The article discusses the limits of a prosopographical approach based exclusively on private charters for the study of medical practitioners of early medieval Italy (Lat. medici), using as a case study the archives of the Tuscan town of Lucca—one of the richest collections of original medieval documents of the West. So far nobody has attempted to draw percentages between the total number of available documents and the number of attested medici; as a result, up to this point it was impossible to determine how typical the identified individuals were. In this study it is argued that the total number of documented medical practitioners is too low to propose a prosopography of the entire group of medici of the early Middle Ages.
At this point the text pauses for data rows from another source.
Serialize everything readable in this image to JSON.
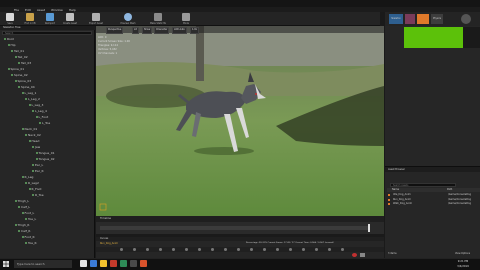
{
  "menu": {
    "items": [
      "File",
      "Edit",
      "Asset",
      "Window",
      "Help"
    ]
  },
  "toolbar": {
    "buttons": [
      {
        "label": "Save",
        "icon": "save-icon",
        "color": "#d9d9d9"
      },
      {
        "label": "Find in CB",
        "icon": "folder-icon",
        "color": "#c9a24a"
      },
      {
        "label": "Reimport",
        "icon": "reimport-icon",
        "color": "#5a9bd5"
      },
      {
        "label": "Create Asset",
        "icon": "create-asset-icon",
        "color": "#c0c0c0"
      },
      {
        "label": "Export Asset",
        "icon": "export-icon",
        "color": "#b0b0b0"
      },
      {
        "label": "Preview Mesh",
        "icon": "preview-mesh-icon",
        "color": "#8fb7e0"
      },
      {
        "label": "Make Static Mesh",
        "icon": "static-mesh-icon",
        "color": "#8a8a8a"
      },
      {
        "label": "Mode",
        "icon": "mode-icon",
        "color": "#9a9a9a"
      }
    ]
  },
  "right_toolbar": {
    "modes": [
      "Skeleton",
      "Mesh",
      "Animation",
      "Physics"
    ]
  },
  "left_panel": {
    "tab": "Skeleton Tree",
    "search_placeholder": "Search",
    "bones": [
      "Root",
      "Hip",
      "Tail_01",
      "Tail_02",
      "Tail_03",
      "Spine_01",
      "Spine_02",
      "Spine_03",
      "Spine_04",
      "L_Leg_1",
      "L_Leg_2",
      "L_Leg_3",
      "L_Leg_4",
      "L_Foot",
      "L_Toe",
      "Neck_01",
      "Neck_02",
      "Head",
      "Jaw",
      "Tongue_01",
      "Tongue_02",
      "Ear_L",
      "Ear_R",
      "R_Leg",
      "R_Leg2",
      "R_Foot",
      "R_Toe",
      "Thigh_L",
      "Calf_L",
      "Foot_L",
      "Toe_L",
      "Thigh_R",
      "Calf_R",
      "Foot_R",
      "Toe_R"
    ]
  },
  "viewport": {
    "toolbar": [
      "Perspective",
      "Lit",
      "Show",
      "Character",
      "LOD Auto",
      "1.0x"
    ],
    "stats": [
      "LOD: 0",
      "Current Screen Size: 1.00",
      "Triangles: 9,114",
      "Vertices: 5,432",
      "UV Channels: 1",
      "Approx Size: 96x98x46"
    ]
  },
  "timeline": {
    "label": "Timeline",
    "play_label": "Curves"
  },
  "anim_bar": {
    "asset": "Run_Dog_Anim",
    "info": "Percentage: 99.31%  Current Frame: 17.43 / 17  Current Time: 0.566 / 0.567 (second)"
  },
  "asset_browser": {
    "title": "Asset Browser",
    "search_placeholder": "Search Assets",
    "columns": [
      "Name",
      "Path"
    ],
    "rows": [
      {
        "name": "Idle_Dog_Anim",
        "path": "/Game/ConsoleDog"
      },
      {
        "name": "Run_Dog_Anim",
        "path": "/Game/ConsoleDog"
      },
      {
        "name": "Walk_Dog_Anim",
        "path": "/Game/ConsoleDog"
      }
    ],
    "count": "3 items",
    "view_options": "View Options"
  },
  "taskbar": {
    "search_text": "Type here to search",
    "time": "9:21 PM",
    "date": "3/4/2019",
    "app_colors": [
      "#e6e6e6",
      "#3b7bd8",
      "#f2c22e",
      "#c63a2b",
      "#2e8b57",
      "#4a4a4a",
      "#d9532c"
    ]
  },
  "colors": {
    "preview_green": "#5cc10a",
    "accent_orange": "#e0792a"
  }
}
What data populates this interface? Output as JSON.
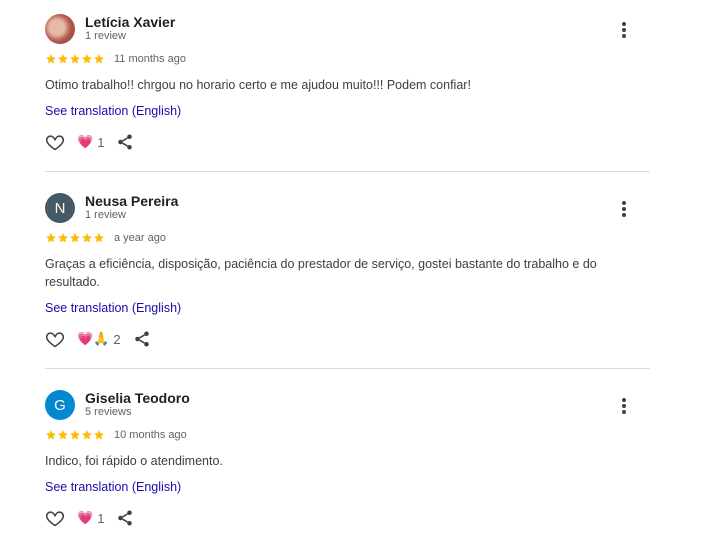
{
  "colors": {
    "star": "#fbbc04",
    "link": "#1a0dab",
    "heart": "#e91e63"
  },
  "reviews": [
    {
      "name": "Letícia Xavier",
      "meta": "1 review",
      "avatar_letter": "",
      "avatar_color": "",
      "rating": 5,
      "time": "11 months ago",
      "text": "Otimo trabalho!! chrgou no horario certo e me ajudou muito!!! Podem confiar!",
      "translate_label": "See translation (English)",
      "reactions": "💗",
      "reaction_count": "1"
    },
    {
      "name": "Neusa Pereira",
      "meta": "1 review",
      "avatar_letter": "N",
      "avatar_color": "#455a64",
      "rating": 5,
      "time": "a year ago",
      "text": "Graças a eficiência, disposição, paciência do prestador de serviço, gostei bastante do trabalho e do resultado.",
      "translate_label": "See translation (English)",
      "reactions": "💗🙏",
      "reaction_count": "2"
    },
    {
      "name": "Giselia Teodoro",
      "meta": "5 reviews",
      "avatar_letter": "G",
      "avatar_color": "#0288d1",
      "rating": 5,
      "time": "10 months ago",
      "text": "Indico, foi rápido o atendimento.",
      "translate_label": "See translation (English)",
      "reactions": "💗",
      "reaction_count": "1"
    }
  ]
}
On the other hand, if we change the “prosopographical population,” focusing not on the whole medical population but only on the part of that group which appears in the documents, it becomes possible to make specific statements about the attested medici and to characterise them without generalizing.
"Medieval Charters and Sources for Prosopographical Analysis: The Case of the Medici of Lucca, Eighth to Eleventh Centuries,"
Medieval Prosopography: Vol. 31
, Article 4.
Available at: http://scholarworks.wmich.edu/medpros/vol31/iss1/4